Excerpts from an interface dataset
################

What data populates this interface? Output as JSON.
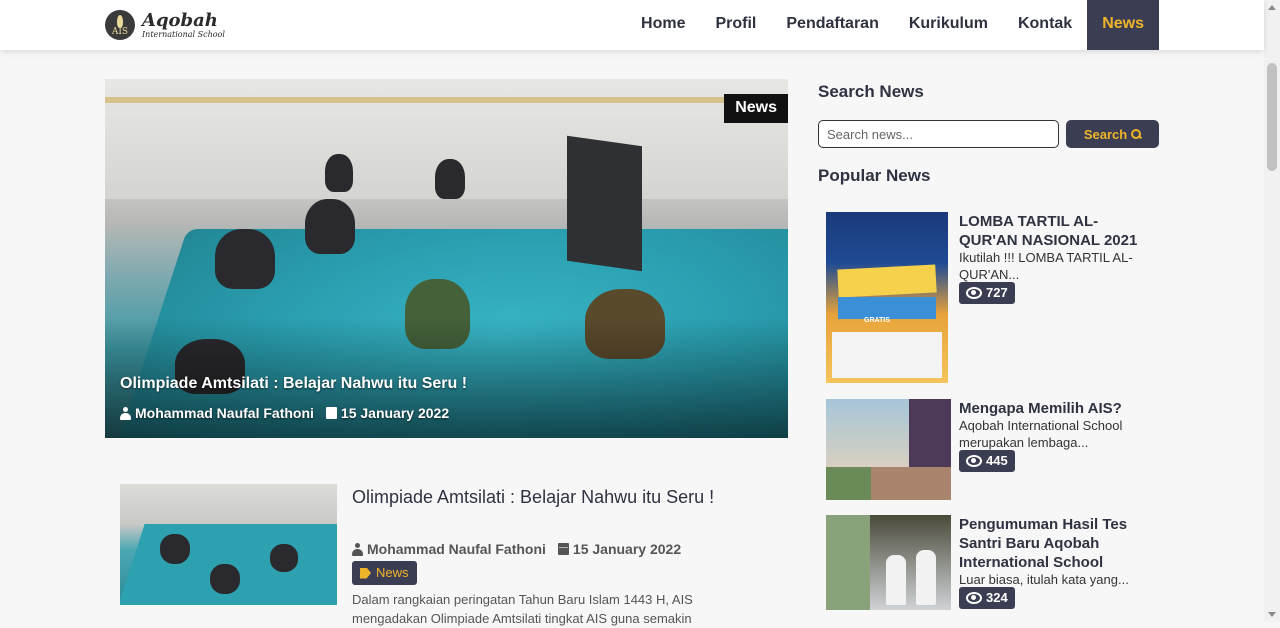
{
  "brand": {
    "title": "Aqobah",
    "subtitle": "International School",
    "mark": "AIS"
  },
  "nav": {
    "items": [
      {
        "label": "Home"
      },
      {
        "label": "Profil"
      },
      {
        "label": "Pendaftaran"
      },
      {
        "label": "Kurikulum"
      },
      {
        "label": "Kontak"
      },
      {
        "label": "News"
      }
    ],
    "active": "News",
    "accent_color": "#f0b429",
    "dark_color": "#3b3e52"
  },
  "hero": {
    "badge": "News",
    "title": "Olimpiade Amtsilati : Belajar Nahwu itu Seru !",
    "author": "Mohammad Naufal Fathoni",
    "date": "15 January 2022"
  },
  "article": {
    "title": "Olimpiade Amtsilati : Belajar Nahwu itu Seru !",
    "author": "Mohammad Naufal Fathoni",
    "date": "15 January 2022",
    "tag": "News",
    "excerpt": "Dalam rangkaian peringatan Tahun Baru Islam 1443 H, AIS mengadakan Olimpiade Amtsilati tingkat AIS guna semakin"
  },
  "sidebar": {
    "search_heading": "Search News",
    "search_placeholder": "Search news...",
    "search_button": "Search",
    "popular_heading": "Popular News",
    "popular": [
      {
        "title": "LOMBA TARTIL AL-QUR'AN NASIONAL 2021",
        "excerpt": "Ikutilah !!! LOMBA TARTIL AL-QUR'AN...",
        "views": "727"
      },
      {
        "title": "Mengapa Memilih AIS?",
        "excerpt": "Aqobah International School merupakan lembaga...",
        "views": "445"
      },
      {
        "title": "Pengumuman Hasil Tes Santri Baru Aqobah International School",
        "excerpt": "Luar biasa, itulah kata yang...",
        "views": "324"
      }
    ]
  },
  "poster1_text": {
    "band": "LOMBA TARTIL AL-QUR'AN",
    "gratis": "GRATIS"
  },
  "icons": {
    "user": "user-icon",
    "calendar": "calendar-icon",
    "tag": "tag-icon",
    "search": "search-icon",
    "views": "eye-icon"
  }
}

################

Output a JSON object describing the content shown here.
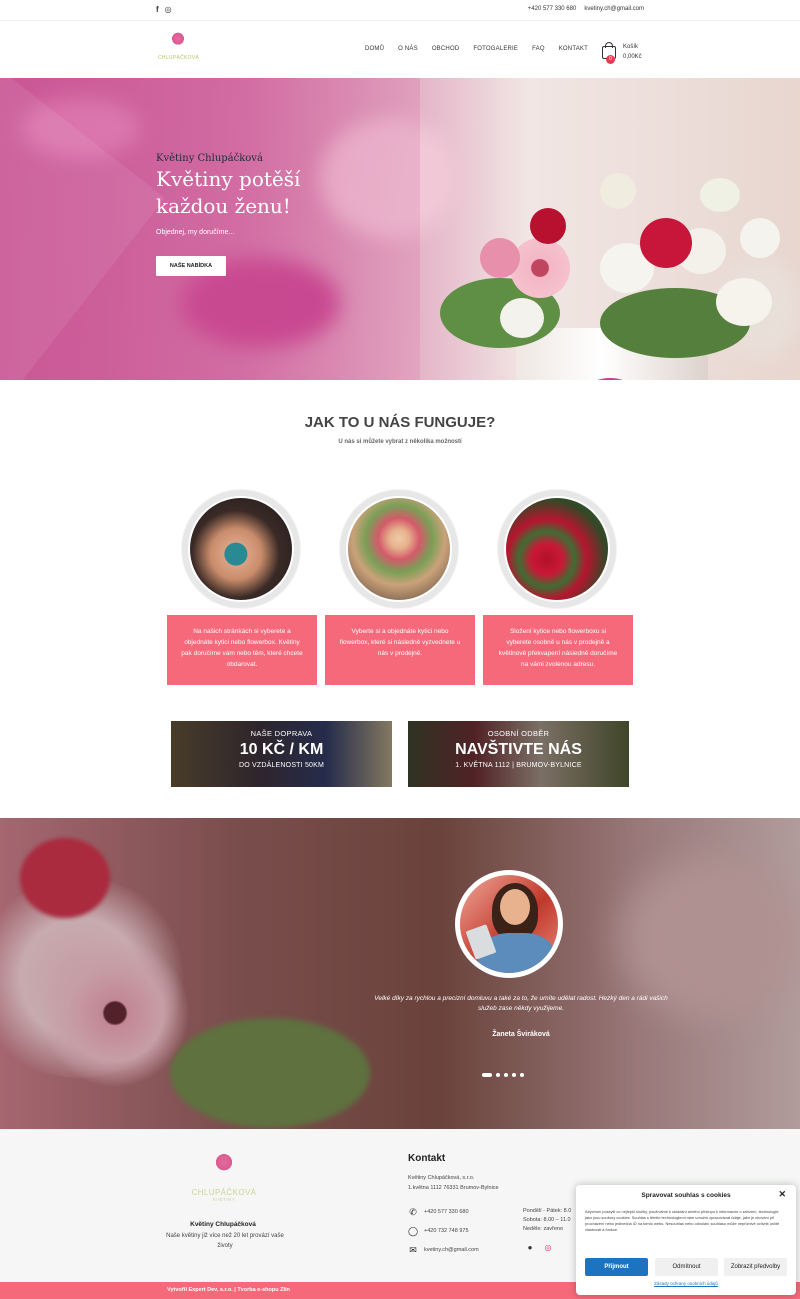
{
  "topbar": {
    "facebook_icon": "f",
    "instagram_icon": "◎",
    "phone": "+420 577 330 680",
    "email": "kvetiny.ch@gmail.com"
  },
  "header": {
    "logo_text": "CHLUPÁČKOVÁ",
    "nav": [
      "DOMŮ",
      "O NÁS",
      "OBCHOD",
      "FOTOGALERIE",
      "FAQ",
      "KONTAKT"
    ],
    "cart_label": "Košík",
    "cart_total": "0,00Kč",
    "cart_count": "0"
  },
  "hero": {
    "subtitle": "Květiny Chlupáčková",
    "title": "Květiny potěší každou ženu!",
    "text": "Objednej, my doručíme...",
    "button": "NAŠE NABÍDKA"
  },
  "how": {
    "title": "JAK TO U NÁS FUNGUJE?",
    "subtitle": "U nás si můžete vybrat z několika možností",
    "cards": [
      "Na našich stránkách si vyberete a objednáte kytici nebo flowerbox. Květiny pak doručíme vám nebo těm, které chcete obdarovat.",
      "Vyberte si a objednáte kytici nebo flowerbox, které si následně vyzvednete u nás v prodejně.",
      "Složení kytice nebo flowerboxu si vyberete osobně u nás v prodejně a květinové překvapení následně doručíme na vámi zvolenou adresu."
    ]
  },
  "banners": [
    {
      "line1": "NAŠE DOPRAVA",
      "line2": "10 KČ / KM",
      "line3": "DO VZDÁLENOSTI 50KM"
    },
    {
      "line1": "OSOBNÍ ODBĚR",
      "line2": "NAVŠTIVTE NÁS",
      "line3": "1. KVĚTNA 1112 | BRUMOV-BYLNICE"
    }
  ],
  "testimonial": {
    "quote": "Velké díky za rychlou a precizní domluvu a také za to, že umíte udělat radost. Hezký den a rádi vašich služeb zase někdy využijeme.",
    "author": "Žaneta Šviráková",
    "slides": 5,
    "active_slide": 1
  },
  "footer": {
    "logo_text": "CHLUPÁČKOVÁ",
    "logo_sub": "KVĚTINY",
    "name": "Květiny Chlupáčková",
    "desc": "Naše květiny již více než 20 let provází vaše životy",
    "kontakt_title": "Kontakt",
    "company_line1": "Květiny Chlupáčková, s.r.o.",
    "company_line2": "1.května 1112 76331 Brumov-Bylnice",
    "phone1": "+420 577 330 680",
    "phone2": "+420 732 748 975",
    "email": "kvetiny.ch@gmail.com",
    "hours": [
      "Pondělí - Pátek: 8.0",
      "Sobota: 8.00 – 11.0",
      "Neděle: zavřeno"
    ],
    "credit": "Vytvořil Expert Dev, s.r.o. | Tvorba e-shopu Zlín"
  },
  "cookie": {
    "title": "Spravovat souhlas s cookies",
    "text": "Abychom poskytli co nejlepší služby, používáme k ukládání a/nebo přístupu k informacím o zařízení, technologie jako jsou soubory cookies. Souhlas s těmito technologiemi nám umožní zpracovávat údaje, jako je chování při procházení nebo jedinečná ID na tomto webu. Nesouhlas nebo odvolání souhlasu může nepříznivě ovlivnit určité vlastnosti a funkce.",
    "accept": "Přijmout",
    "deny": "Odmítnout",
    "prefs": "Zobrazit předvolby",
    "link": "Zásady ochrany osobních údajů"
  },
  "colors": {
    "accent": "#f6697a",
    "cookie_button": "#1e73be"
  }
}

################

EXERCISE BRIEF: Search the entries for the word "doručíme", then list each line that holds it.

WRITTEN SOLUTION:
    "text": "Objednej, my doručíme...",
      "Na našich stránkách si vyberete a objednáte kytici nebo flowerbox. Květiny pak doručíme vám nebo těm, které chcete obdarovat.",
      "Složení kytice nebo flowerboxu si vyberete osobně u nás v prodejně a květinové překvapení následně doručíme na vámi zvolenou adresu."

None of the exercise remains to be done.